Real Steel is beginning to look much less like science fiction. At 15 inches high, Super Anthony is a bit too short for that kind of competition, but it’s a start.
Super Anthony is a remote-control bipedal battle robot sure to put any Rock ’em Sock ’em Robot competition to shame. The tiny bruiser’s Kickstarter page shows his shocking agility and touts the strength of the machine’s steel gears and singular focus to ensure maximum impact. The page also brags about the robot’s surprisingly long list of included attack moves, including a full-fledged side kick where the tiny machine shifts all of its weight onto a single arm and uses both legs to deliver a devastating kick.
And unlike those RC fighting machines from your childhood, this robot keeps on fighting after it’s been knocked down. Advanced programs and maneuvers allow for swift rolls and recovery from any knockdown, and the machine even accepts a commend to transform from a roving forward roll into a crushing forward kick, or from a backward roll into a rising punch.
What’s more, the machine’s list of moves might eventually become nearly infinite. From the Kickstarter page:
“With the help of InnoBASIC Workshop, you can easily develop your unique attacks—whether it’s a punch, forward slam, or backward flip, he’ll give a perfect finishing blow to guarantee victories!”
The addition of custom moves will allow this tiny bot to be a frame for more than just tiny robo showdowns. While it was designed for combat, its high maneuverability and recovery options also give it utility in other areas, such as breaking it down with sweet dance moves or even picking up a cold soda from the fridge.

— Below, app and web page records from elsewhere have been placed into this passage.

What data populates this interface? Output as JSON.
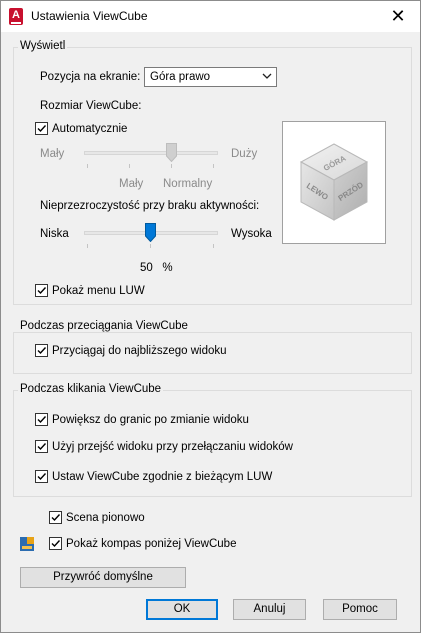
{
  "window": {
    "title": "Ustawienia ViewCube",
    "icon_letter": "A",
    "close_glyph": "✕"
  },
  "display": {
    "legend": "Wyświetl",
    "position_label": "Pozycja na ekranie:",
    "position_value": "Góra prawo",
    "size_label": "Rozmiar ViewCube:",
    "auto_label": "Automatycznie",
    "auto_checked": true,
    "size_min": "Mały",
    "size_max": "Duży",
    "size_current": "Mały",
    "size_current2": "Normalny",
    "size_level": 0.67,
    "opacity_label": "Nieprzezroczystość przy braku aktywności:",
    "opacity_min": "Niska",
    "opacity_max": "Wysoka",
    "opacity_value": "50",
    "opacity_unit": "%",
    "opacity_level": 0.5,
    "show_ucs_menu_label": "Pokaż menu LUW",
    "show_ucs_menu_checked": true
  },
  "preview": {
    "top_face": "GÓRA",
    "left_face": "LEWO",
    "front_face": "PRZÓD"
  },
  "dragging": {
    "legend": "Podczas przeciągania ViewCube",
    "snap_label": "Przyciągaj do najbliższego widoku",
    "snap_checked": true
  },
  "clicking": {
    "legend": "Podczas klikania ViewCube",
    "zoom_label": "Powiększ do granic po zmianie widoku",
    "zoom_checked": true,
    "transition_label": "Użyj przejść widoku przy przełączaniu widoków",
    "transition_checked": true,
    "orient_label": "Ustaw ViewCube zgodnie z bieżącym LUW",
    "orient_checked": true
  },
  "extra": {
    "scene_upright_label": "Scena pionowo",
    "scene_upright_checked": true,
    "show_compass_label": "Pokaż kompas poniżej ViewCube",
    "show_compass_checked": true
  },
  "buttons": {
    "restore": "Przywróć domyślne",
    "ok": "OK",
    "cancel": "Anuluj",
    "help": "Pomoc"
  },
  "colors": {
    "accent": "#0078d7",
    "brand": "#c8102e"
  }
}
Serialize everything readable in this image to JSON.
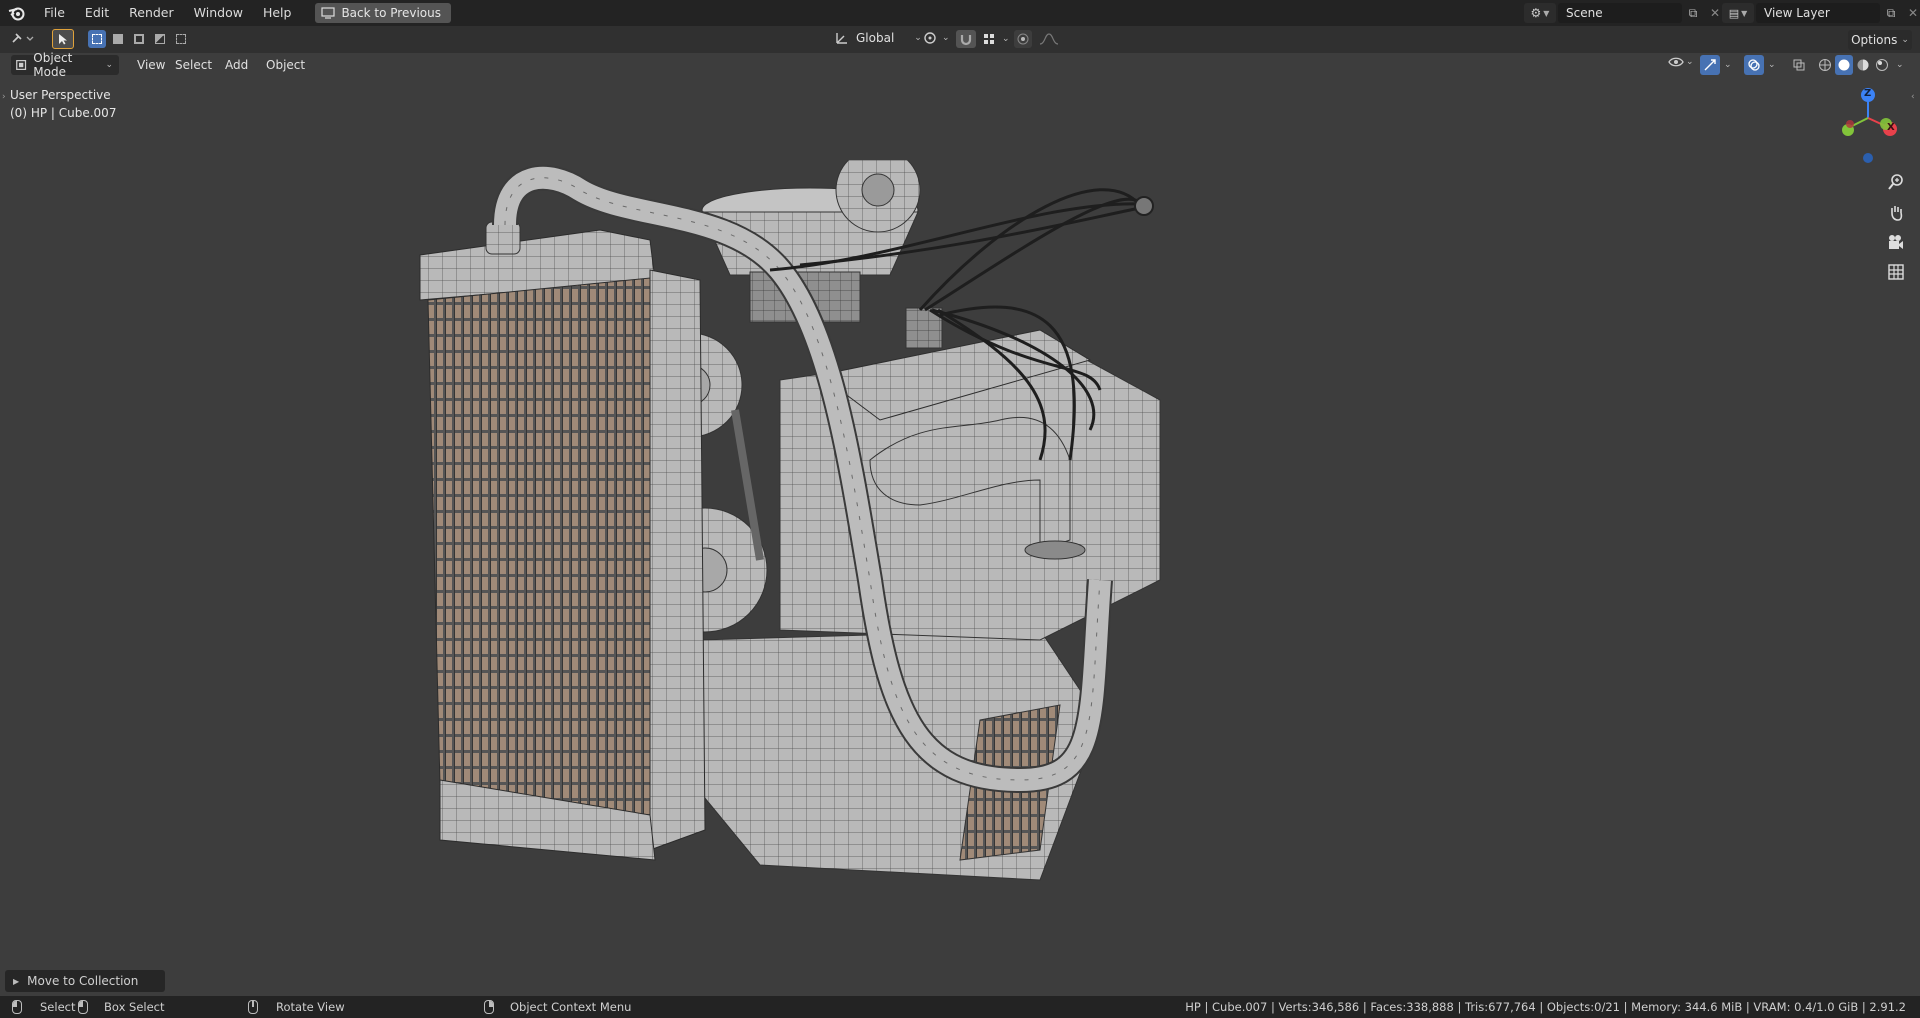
{
  "topbar": {
    "menus": [
      "File",
      "Edit",
      "Render",
      "Window",
      "Help"
    ],
    "back_button": "Back to Previous",
    "scene_label": "Scene",
    "view_layer_label": "View Layer"
  },
  "toolbar": {
    "transform_orientation": "Global",
    "options_label": "Options"
  },
  "viewport_header": {
    "mode": "Object Mode",
    "menus": [
      "View",
      "Select",
      "Add",
      "Object"
    ]
  },
  "viewport": {
    "perspective_label": "User Perspective",
    "object_label": "(0) HP | Cube.007"
  },
  "gizmo": {
    "axes": [
      "Z",
      "X",
      "Y"
    ],
    "colors": {
      "x": "#e8414b",
      "y": "#82c43a",
      "z": "#3b82f6"
    }
  },
  "operator_panel": {
    "label": "Move to Collection"
  },
  "statusbar": {
    "select": "Select",
    "box_select": "Box Select",
    "rotate_view": "Rotate View",
    "context_menu": "Object Context Menu",
    "stats": "HP | Cube.007 | Verts:346,586 | Faces:338,888 | Tris:677,764 | Objects:0/21 | Memory: 344.6 MiB | VRAM: 0.4/1.0 GiB | 2.91.2"
  }
}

Super Anthony is Bluetooth compatible and designed for easy maintenance. Although he can be commanded with a variety of input devices, the page does recommend a console controller or similar. Each button can be mapped to a custom command, and Super Anthony also comes pre-baked with a series of attack and utility motions for those looking to jump straight into the action.
The default controls are reminiscent of a boxing game. On a controller, the left and right shoulder buttons deliver left and right straight punches, the bottom face button (X on a PlayStation Controller, A on an Xbox Controller) is a crouch button for dodging high attacks, the left and right face buttons give left and right uppercuts, and clicking in either control stick picks the bot off the ground.
Of course, the best fighter the robo-ring has to offer can’t be yours without a bit of an investment. Once again similar to Real Steel, it seems the best robots are only available for those with the money to buy them. If you can’t wait to get your hands on a Super Anthony, you can opt into the super early bird pack, which nets a sweet $700 off the retail price $2,000 machine. The super early bird supporters will also get a special feature: If they so choose, they can cover their Anthony fighters with a custom set of flame decals, a look completely exclusive to these backers.
Alternatively, high-rollers might opt to start their own fighting ring with the $2,600 super dual pack, offering up two fighters at a whopping $1,400 off, complete with replacement parts, charging stations, access to the move customization software, and your fair share of custom looks and decals.
The biggest bang-for-buck pack is the Group Fight pack, weighing in at $5,100 for four fighting machines. This pack exists for two reasons: Four-player free for all wars or bulk purchasing for the purposes of raising a robot army and taking over the world.
We’ll let you guess which one we’re more interested in.
Featured Image Via Official Super Anthony Kickstarter Page